(RECORDS TO USE)
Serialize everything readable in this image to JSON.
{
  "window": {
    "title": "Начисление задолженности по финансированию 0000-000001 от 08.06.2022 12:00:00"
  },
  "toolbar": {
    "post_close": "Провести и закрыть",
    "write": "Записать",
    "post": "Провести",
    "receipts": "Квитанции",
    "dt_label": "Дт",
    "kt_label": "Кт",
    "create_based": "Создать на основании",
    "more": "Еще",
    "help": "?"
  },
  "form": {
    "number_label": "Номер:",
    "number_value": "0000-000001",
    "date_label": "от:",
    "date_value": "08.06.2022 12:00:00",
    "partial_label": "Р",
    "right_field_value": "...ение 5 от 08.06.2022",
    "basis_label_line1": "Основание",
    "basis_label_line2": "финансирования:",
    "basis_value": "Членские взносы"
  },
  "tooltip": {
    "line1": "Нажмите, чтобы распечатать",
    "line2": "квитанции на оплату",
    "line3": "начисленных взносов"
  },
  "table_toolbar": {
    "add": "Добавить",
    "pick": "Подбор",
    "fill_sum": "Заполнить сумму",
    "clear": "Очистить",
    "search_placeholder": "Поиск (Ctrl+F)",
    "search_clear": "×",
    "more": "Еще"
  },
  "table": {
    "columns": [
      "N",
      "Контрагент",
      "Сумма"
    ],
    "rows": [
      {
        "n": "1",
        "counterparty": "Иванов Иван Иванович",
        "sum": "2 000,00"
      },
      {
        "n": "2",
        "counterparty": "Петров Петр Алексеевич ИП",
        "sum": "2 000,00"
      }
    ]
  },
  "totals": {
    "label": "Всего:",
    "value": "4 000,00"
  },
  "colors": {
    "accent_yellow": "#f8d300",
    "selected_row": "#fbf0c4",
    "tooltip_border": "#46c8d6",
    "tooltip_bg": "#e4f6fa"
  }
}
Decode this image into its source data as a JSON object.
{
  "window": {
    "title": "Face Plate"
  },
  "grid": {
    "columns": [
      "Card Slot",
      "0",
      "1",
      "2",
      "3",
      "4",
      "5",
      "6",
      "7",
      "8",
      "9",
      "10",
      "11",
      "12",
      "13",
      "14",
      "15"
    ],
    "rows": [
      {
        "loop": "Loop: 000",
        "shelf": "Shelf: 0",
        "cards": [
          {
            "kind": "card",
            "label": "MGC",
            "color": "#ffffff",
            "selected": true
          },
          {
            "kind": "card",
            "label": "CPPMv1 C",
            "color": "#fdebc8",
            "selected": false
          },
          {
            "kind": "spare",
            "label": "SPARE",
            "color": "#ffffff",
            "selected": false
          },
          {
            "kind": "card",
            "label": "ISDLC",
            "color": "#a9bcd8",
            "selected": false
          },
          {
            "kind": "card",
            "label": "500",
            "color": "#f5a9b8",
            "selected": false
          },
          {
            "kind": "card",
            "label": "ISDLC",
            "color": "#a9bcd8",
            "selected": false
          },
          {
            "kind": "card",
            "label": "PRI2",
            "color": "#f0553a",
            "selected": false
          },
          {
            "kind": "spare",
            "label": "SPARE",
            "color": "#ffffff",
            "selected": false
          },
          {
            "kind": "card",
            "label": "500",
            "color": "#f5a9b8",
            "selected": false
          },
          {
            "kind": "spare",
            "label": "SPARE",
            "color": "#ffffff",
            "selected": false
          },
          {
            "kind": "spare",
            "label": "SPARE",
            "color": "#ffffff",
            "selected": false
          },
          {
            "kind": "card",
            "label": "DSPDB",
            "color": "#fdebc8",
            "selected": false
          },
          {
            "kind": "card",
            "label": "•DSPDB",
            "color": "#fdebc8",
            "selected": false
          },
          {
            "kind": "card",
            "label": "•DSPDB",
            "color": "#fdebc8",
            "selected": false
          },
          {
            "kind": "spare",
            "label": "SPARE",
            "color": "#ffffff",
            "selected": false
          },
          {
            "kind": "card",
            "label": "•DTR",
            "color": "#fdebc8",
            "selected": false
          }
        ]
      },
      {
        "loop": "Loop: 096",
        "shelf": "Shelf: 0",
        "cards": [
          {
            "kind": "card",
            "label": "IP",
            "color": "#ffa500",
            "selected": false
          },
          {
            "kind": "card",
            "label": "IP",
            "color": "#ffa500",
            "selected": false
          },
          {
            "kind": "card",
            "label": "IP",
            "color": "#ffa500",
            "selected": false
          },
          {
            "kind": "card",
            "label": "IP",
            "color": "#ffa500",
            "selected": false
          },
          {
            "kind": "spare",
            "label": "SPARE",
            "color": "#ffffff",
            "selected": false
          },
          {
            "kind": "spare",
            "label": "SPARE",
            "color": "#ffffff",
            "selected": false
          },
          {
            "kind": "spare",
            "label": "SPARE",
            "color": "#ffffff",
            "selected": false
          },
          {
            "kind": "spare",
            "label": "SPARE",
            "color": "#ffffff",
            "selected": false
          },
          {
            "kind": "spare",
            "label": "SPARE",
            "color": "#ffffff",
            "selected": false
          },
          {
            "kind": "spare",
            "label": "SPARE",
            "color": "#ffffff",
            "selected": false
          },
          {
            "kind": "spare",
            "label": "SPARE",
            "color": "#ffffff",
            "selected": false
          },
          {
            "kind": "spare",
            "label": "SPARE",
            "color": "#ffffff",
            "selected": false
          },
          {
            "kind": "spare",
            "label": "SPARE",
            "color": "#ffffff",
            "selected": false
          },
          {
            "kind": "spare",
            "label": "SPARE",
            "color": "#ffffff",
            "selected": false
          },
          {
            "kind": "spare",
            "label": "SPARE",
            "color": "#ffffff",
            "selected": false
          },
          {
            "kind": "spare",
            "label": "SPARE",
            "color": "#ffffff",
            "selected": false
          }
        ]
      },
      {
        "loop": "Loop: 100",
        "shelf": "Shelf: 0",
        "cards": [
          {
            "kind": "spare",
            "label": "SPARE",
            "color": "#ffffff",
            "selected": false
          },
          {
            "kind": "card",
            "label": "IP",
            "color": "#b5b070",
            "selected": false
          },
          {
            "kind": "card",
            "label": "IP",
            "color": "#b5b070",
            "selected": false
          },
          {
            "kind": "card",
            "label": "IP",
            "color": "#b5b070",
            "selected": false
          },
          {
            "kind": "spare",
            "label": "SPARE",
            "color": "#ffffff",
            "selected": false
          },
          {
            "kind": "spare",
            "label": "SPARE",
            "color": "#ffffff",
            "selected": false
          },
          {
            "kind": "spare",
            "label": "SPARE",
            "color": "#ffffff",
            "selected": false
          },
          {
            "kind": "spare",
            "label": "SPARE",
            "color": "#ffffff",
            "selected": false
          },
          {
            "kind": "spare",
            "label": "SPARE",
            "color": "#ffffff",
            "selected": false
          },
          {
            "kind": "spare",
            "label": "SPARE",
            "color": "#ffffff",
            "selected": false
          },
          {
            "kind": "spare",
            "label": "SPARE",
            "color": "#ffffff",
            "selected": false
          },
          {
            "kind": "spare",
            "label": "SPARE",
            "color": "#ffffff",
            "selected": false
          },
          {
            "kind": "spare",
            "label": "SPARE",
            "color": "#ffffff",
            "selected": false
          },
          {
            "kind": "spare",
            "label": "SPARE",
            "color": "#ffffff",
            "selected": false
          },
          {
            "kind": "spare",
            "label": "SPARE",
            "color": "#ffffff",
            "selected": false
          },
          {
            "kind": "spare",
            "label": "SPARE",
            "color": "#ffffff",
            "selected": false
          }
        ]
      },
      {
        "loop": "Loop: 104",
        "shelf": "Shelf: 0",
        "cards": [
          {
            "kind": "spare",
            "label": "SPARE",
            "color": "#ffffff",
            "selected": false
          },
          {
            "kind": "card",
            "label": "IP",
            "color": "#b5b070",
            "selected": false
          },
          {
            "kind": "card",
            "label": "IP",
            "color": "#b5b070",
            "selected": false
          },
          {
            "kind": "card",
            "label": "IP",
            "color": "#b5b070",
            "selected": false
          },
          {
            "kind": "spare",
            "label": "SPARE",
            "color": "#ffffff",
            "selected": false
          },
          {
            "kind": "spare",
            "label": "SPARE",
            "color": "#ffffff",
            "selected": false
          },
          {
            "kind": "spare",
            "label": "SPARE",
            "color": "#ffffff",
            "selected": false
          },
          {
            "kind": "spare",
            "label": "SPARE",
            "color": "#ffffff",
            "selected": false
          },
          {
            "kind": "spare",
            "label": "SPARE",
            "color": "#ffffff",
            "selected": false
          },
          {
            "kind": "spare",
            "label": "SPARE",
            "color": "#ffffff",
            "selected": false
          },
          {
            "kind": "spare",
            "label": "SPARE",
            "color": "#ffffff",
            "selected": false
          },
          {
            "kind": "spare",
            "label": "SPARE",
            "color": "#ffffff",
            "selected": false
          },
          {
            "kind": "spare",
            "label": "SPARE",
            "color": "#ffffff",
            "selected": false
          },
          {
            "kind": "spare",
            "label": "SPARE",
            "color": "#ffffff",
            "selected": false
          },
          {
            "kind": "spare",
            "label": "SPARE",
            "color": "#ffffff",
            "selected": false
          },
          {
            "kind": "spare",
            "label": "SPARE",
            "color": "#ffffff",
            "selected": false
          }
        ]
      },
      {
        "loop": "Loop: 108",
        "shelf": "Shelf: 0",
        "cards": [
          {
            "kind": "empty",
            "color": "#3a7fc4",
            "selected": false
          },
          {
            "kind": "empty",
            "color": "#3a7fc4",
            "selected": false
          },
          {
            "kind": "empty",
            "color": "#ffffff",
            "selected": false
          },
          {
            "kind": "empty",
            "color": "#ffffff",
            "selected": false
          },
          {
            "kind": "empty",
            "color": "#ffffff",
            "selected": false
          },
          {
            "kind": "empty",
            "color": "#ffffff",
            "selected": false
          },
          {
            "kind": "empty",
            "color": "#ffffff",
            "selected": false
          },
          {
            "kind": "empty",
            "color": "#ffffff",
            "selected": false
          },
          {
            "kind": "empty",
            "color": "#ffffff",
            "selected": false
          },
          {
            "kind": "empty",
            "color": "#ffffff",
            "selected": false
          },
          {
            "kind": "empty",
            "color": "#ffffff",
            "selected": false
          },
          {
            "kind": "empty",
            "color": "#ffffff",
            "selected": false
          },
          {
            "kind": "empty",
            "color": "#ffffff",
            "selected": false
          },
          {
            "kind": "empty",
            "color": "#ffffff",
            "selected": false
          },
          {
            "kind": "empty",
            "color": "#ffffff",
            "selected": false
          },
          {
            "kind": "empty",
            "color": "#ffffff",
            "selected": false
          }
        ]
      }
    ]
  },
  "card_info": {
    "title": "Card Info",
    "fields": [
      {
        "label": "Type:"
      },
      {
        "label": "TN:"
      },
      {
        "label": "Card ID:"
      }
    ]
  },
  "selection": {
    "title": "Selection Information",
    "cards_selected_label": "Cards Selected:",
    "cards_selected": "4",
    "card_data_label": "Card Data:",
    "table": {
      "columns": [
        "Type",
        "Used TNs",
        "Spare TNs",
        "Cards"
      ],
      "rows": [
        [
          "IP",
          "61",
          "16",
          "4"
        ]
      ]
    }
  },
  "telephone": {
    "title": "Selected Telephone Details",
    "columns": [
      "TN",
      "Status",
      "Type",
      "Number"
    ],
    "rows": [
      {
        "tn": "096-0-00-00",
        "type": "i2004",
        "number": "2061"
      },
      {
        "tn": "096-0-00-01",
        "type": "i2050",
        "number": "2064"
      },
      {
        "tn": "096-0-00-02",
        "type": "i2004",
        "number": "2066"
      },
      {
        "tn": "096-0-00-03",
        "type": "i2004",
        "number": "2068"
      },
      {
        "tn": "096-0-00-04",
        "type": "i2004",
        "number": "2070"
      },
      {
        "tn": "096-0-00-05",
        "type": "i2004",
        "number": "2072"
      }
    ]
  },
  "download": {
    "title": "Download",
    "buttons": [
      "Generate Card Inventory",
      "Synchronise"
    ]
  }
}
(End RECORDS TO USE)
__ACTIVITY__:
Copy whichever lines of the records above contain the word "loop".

__SOLVED EXERCISE__:
        "loop": "Loop: 000",
        "loop": "Loop: 096",
        "loop": "Loop: 100",
        "loop": "Loop: 104",
        "loop": "Loop: 108",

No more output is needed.